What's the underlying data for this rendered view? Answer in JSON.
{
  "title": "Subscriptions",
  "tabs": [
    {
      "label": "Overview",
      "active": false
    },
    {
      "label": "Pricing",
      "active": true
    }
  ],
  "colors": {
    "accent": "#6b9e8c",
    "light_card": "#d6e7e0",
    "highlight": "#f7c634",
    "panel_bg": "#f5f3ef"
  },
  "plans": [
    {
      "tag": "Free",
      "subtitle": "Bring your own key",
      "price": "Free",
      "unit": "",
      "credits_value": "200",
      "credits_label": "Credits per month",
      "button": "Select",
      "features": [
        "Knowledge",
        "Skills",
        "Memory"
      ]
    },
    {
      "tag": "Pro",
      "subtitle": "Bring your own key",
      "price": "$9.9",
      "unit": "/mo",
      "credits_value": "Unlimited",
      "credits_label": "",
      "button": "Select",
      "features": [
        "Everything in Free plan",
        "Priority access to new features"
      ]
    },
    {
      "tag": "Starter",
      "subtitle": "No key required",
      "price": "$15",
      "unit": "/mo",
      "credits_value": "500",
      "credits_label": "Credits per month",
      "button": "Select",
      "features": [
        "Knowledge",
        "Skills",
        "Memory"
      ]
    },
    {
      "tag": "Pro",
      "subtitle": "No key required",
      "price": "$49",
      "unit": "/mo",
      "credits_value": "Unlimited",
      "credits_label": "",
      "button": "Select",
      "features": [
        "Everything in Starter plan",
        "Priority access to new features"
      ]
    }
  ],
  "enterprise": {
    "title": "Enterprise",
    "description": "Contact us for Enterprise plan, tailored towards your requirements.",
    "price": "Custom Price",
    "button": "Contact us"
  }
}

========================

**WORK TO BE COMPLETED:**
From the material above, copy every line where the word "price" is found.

**COMPLETED TASK:**
      "price": "Free",
      "price": "$9.9",
      "price": "$15",
      "price": "$49",
    "price": "Custom Price",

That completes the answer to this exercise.